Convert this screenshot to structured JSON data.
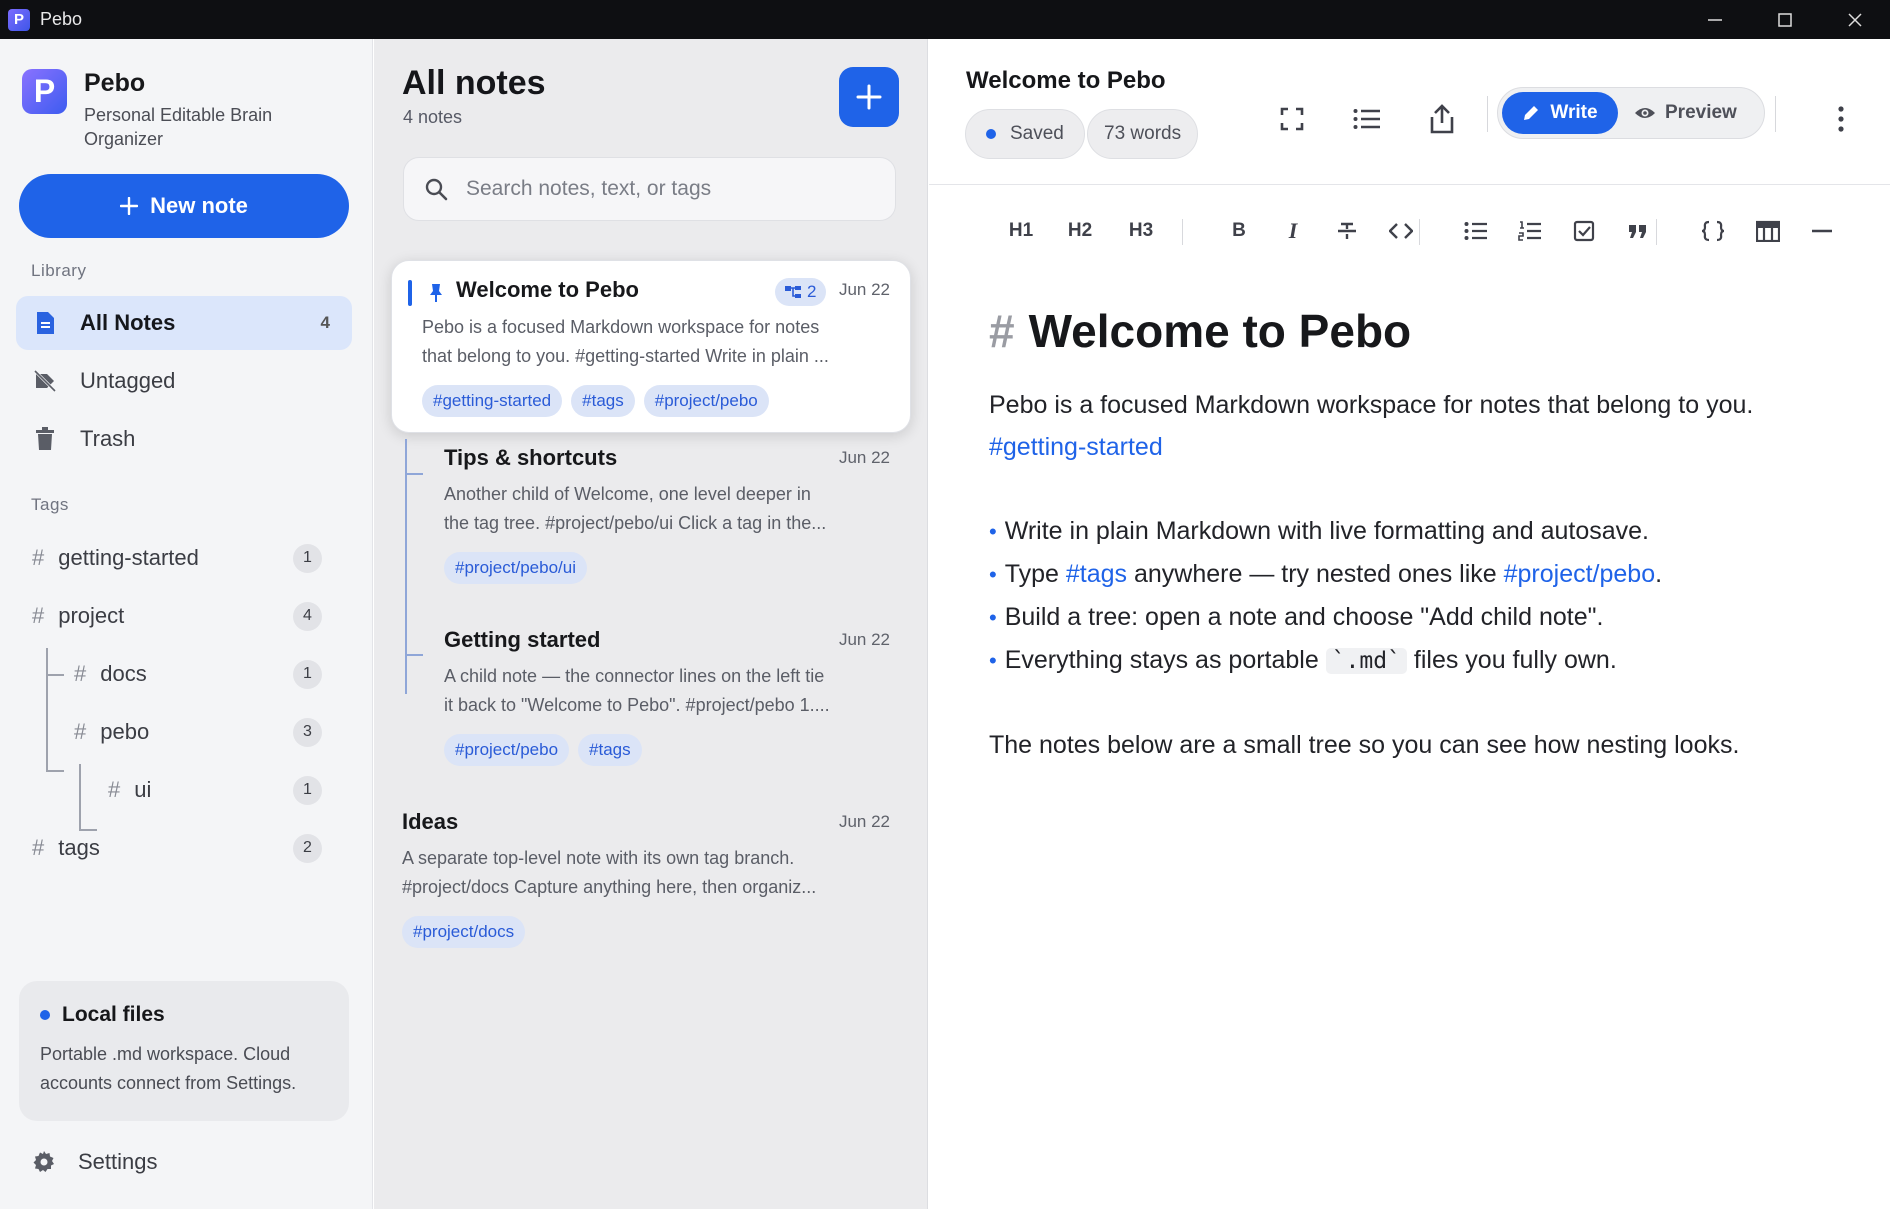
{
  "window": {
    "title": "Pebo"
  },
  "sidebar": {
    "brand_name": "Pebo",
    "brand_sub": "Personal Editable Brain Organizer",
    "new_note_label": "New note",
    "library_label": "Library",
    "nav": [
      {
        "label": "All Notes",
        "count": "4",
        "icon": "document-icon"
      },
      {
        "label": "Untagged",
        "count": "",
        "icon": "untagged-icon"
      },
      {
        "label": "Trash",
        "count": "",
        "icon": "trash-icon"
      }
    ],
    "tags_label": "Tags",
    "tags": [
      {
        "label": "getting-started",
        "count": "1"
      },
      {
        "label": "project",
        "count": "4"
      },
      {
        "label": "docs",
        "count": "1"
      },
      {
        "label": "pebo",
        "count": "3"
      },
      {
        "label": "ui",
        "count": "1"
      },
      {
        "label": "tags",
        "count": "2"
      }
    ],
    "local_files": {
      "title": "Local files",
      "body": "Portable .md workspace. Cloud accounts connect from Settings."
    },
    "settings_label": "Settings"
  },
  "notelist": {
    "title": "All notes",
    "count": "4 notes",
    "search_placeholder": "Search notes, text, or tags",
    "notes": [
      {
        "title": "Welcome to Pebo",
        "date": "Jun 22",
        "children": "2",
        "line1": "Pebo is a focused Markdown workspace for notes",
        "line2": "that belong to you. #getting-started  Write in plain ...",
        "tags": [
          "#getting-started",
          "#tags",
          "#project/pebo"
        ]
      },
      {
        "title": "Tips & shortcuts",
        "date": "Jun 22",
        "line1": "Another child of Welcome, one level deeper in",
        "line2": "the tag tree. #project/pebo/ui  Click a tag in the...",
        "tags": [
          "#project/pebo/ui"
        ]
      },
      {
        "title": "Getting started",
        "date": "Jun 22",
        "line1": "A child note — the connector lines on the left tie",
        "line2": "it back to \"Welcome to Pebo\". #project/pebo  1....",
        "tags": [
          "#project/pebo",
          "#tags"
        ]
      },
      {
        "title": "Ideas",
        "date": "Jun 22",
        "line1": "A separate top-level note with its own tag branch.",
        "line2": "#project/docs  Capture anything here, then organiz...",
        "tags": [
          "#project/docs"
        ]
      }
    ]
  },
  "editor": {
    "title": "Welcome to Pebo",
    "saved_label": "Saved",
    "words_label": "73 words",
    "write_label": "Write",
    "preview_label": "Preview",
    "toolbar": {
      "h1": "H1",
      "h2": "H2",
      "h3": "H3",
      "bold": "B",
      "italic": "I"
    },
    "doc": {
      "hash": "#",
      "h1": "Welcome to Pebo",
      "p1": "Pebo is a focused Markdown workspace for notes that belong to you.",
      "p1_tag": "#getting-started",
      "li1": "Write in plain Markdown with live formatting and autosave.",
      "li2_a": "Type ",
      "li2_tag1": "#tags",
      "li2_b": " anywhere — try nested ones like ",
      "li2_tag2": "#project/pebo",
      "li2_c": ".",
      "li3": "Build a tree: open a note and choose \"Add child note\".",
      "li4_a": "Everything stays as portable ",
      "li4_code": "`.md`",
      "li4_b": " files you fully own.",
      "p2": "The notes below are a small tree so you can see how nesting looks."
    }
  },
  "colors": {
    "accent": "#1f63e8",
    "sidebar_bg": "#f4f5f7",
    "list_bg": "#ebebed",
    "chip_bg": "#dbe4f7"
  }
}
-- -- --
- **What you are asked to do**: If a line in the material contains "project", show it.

- **Expected answer**:
        "label": "project",
          "#project/pebo"
        "line2": "the tag tree. #project/pebo/ui  Click a tag in the...",
          "#project/pebo/ui"
        "line2": "it back to \"Welcome to Pebo\". #project/pebo  1....",
          "#project/pebo",
        "line2": "#project/docs  Capture anything here, then organiz...",
          "#project/docs"
      "li2_tag2": "#project/pebo",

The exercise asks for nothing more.